ACL Winner Soma Takahito Speaks Portugese Futbol
Former AFC Champions League & J.League winner, Soma Takahito was in town! Junpiter Futbol met up with this Japanese midfielder for a coffee as he spoke about his European adventure with Primeira Liga’s CS Maritimo
Former AFC Champions League & J.League winner, Soma Takahito was in town! Junpiter Futbol met up with this Japanese midfielder for a coffee as he spoke about his European adventure with Primeira Liga’s CS Maritimo and Bundesliga’s FC Energie Cottbus and as well as his current club, Vissel Kobe!
JPF: You have won both the J.League and AFC Champions League with Urawa Reds previously. In your opinion, what is one big difference of playing in the domestic league and Champions League?
ST: One big difference has to be the playing environment. As you know, supporters in the Stadium do make us feel motivated. In our domestic league, we will have ten over thousands of supporters cheering the team on. Even if it is an away game in another town or prefecture, we would still be playing in Japan and there would still be supporters cheering us. But playing away games in AFC Champions League, the environment can be hostile and sometimes even lonely. There might not be any Japanese supporter in certain countries which we are playing.
JPF: Although you have donned the jerseys of Tokyo Verdy and currently Vissel Kobe, you have actually achieved the most during your time at Urawa Reds. What do you think about those days at Urawa Reds?
ST: My time at Urawa Reds could probably be the most glorious era in Urawa Reds’ history. We won the J.League and AFC Champions League titles. We even won the Emperor’s Cup! We had tremendous support from not only the supporters, big sponsors also came along and supported the team. Together with the rest of my team mates, all of us worked very hard for the team’s success. There is obviously a different style of management at the club right now. I wouldn’t say it’s not positive, but definitely it’s a different style of management compared to my time with Urawa Reds.
Photo from Urawa-Reds.co.jp
JPF: How was the experience of playing in Europe since you have played for Portuguese Maritimo and German Energie Cottbus?
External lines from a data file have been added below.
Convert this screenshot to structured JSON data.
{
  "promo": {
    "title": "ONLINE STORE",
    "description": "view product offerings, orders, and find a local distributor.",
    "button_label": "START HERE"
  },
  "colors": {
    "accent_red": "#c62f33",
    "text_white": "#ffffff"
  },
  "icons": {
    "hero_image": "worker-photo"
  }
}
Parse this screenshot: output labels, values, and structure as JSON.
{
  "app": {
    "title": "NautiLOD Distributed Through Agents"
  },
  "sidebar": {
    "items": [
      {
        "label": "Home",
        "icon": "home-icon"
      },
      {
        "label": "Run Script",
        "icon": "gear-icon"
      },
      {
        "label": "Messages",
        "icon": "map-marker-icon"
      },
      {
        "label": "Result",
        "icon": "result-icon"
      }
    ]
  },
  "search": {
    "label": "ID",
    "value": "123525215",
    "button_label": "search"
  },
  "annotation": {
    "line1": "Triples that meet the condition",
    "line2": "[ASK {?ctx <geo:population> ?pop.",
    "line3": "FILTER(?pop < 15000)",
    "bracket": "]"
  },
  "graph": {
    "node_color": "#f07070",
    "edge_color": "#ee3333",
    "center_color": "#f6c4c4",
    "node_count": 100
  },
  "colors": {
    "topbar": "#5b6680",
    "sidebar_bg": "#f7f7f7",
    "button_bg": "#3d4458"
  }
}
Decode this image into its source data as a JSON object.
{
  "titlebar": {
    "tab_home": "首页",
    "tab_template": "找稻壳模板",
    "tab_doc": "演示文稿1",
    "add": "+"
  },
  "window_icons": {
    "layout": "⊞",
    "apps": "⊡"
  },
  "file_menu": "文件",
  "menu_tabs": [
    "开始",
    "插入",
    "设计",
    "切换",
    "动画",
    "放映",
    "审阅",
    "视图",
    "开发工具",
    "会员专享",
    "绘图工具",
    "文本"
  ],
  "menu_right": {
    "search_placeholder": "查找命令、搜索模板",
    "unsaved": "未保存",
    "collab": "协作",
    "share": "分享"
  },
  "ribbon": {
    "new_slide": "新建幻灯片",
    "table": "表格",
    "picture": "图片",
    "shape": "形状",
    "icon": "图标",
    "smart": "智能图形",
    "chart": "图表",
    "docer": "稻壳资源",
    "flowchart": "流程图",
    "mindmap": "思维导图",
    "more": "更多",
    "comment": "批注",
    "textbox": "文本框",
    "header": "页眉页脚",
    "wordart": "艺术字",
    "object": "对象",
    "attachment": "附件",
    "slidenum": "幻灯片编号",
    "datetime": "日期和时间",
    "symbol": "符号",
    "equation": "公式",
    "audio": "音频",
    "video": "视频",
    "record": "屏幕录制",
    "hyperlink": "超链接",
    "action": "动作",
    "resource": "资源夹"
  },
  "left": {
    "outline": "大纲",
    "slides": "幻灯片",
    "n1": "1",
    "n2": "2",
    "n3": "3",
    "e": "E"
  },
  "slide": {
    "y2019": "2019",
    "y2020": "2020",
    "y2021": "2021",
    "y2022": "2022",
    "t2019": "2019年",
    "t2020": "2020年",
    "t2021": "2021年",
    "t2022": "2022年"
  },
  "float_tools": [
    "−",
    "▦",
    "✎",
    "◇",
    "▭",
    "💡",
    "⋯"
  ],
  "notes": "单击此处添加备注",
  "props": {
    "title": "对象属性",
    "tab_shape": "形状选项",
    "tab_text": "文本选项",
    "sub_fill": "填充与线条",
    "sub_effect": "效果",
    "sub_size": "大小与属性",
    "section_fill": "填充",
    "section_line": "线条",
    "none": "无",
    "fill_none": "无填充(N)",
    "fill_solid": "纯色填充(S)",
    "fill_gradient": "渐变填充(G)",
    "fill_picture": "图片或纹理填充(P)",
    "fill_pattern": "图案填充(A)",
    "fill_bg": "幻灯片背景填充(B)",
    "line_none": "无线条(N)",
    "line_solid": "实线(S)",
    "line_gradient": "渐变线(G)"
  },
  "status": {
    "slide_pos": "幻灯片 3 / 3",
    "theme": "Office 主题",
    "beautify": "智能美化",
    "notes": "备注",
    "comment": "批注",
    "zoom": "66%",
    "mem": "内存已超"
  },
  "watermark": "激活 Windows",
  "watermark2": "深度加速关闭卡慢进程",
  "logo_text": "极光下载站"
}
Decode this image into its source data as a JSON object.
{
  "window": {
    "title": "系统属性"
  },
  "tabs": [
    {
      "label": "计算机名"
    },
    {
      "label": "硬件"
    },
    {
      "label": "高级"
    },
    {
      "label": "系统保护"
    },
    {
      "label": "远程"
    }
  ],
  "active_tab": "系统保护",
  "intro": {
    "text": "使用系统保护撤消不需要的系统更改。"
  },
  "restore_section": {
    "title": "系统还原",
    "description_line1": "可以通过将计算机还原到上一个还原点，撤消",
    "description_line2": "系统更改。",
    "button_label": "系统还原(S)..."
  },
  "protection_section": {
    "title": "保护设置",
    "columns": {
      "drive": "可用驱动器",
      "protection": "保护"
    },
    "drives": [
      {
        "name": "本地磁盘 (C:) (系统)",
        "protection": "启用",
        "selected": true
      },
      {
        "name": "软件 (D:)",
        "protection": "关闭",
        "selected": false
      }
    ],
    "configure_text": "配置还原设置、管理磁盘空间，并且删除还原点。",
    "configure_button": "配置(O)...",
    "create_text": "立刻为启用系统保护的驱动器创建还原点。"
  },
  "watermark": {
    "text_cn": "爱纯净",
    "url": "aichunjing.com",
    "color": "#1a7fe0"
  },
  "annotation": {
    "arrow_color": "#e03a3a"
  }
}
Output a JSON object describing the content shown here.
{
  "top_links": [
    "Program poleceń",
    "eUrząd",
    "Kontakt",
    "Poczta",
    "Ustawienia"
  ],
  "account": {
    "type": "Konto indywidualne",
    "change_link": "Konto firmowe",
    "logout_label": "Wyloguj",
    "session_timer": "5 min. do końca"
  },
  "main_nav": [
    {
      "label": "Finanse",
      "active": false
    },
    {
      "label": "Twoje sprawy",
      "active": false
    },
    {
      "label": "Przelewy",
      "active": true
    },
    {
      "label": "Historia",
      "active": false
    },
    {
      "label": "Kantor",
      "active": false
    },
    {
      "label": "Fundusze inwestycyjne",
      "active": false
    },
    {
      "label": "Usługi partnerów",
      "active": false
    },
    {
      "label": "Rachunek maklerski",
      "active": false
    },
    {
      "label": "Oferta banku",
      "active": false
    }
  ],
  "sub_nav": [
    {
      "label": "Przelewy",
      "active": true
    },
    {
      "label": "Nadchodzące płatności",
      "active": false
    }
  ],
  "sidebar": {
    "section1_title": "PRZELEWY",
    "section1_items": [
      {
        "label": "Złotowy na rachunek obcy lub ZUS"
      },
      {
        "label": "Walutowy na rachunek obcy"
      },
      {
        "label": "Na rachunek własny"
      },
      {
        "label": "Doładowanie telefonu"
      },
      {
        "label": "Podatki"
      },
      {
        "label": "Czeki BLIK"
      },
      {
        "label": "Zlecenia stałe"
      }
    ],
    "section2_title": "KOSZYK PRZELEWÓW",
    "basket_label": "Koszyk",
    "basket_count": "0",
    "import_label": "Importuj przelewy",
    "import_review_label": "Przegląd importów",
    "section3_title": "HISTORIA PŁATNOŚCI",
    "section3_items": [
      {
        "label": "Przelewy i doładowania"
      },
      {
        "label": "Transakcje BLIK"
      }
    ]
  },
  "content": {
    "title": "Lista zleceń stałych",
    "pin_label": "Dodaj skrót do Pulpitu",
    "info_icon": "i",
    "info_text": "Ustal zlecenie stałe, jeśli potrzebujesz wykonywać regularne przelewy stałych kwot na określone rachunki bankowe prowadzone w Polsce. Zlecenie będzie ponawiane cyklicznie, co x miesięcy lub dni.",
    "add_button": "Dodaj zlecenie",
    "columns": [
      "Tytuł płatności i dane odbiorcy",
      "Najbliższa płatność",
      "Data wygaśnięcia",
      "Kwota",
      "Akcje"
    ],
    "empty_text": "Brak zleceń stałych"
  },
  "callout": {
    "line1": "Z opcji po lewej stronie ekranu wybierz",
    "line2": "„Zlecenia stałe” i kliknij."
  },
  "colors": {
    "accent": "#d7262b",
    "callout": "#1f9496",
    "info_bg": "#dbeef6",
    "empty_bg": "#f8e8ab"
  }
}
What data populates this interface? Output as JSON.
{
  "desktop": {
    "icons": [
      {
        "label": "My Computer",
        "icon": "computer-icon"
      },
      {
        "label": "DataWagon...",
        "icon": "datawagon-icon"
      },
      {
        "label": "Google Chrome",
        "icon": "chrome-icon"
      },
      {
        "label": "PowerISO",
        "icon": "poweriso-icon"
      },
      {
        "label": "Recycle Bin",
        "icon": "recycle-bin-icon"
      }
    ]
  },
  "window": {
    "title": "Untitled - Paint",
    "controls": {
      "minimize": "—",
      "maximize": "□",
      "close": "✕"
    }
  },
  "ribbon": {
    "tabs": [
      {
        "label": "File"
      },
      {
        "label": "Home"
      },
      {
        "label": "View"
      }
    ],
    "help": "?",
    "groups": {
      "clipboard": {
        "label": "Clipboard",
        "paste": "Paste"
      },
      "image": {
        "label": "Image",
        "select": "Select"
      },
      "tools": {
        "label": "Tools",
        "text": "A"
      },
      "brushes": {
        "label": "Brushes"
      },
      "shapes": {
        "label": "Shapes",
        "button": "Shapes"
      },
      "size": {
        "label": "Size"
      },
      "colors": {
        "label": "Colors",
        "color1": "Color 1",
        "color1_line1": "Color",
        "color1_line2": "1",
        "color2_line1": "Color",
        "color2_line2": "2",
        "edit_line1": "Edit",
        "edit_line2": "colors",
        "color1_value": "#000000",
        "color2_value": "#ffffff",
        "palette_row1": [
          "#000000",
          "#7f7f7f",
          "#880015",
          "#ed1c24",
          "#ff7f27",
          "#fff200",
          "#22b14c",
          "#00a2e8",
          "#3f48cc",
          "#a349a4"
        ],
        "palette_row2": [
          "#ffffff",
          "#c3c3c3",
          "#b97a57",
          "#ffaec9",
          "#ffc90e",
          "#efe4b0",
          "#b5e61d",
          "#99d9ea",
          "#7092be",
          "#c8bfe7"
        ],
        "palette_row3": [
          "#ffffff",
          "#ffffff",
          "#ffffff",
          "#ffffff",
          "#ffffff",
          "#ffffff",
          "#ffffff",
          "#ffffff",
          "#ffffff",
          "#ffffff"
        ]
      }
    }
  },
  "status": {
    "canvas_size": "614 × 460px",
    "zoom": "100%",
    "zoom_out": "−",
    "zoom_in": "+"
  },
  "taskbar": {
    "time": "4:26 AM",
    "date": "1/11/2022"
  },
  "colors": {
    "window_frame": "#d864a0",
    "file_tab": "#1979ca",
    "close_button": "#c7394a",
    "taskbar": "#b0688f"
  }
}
ST: Prior to my move to Europe, I did receive an offer to stay in the J.League. However, I wanted to continue to challenge myself and I knew Europe would have to be my next destination. During my time in Portugal, I have played against some big names like Brazil’s Ramires (Chelsea), Pablo Aimar (Johor Darul Taksim) and many more. And you know, only by playing these big names would you then improve. Ironically, the playing environment in Bundesliga Division 2 was much better than in Portugal but personally I felt that I did not play to my full potential.
JPF: Was it a challenging journey for you playing in Europe?
ST: Well, as far as food is concerned I had no issue. However, communication was certainly one of the most challenging obstacles I faced. I could recall a training stint at a small island just between Morocco and South Africa – The people there spoke no English and to make it worse for me, they spoke in their native dialect! I didn’t even understand what they were asking during the interview – it was quite embarrassing!
Photos by mediadb.kicker.de (top) & fupa.net (below)
JPF: You were once called up to Japan National Team?
ST: That was in year 2007 when I was called up for training. Japan was preparing for the Kirin Cup then. Unfortunately, I got injured during a training session and never make the final cut.
JPF: Do you think you still have what it takes to be called up to the National Team?
ST: As a professional footballer, I would still want to do my best in my game to earn a call-up to represent my country. No doubt on that.
JPF: Japan has been grouped together with Colombia, Greece and Ivory Coast in Group-C of the FIFA World Cup Brazil 2014. What do you think of Japan’s chances of progressing from the group stage?
ST: I don’t think Japan is grouped in a tough group unlike Spain or Brazil. I think Japan still stands a relatively good chance of progressing if they play well.
Photos from Vissel Kobe website
JPF: Any specific Japanese player in the current Japan squad whom you think will play a key role for the team in this World Cup campaign?
ST: AC Milan’s Keisuke Honda. Hopefully he can quickly adapt to his new club’s environment as European football will be good for his development which in terms will also benefit Japan’s play. I believe he could be the person who can lead Japan with his confidence.
JPF: How much do you know about Singapore football?
ST: I have been here once a couple of years back and now I am here again. From what I know, Singapore is small and probably that’s why Singapore does not set a very high expectation in football. Therefore, the standard of the play here is not that strong at the moment. I believe if one of these days Singapore can groom a superstar in football, this superstar should be able to lead by example and raise the entire level of football standard here in Singapore. Singapore has to work harder.
JPF: What are your hopes for 2014?
ST: I hope to continue to do well with Vissel Kobe this coming season. If we want to progress to Asian level, we will have to maintain our current standard.
JPF: Any advice for young players who aspire to be a good footballer like you?
ST: When I was young, I learned football through participating in many selection trials and trainings. Nowadays, apart from that, young players can also learn a lot from watching English Premier League football on the television. However, one key thing to do is to train with the ball. So learn as much as you can and train hard on the pitch!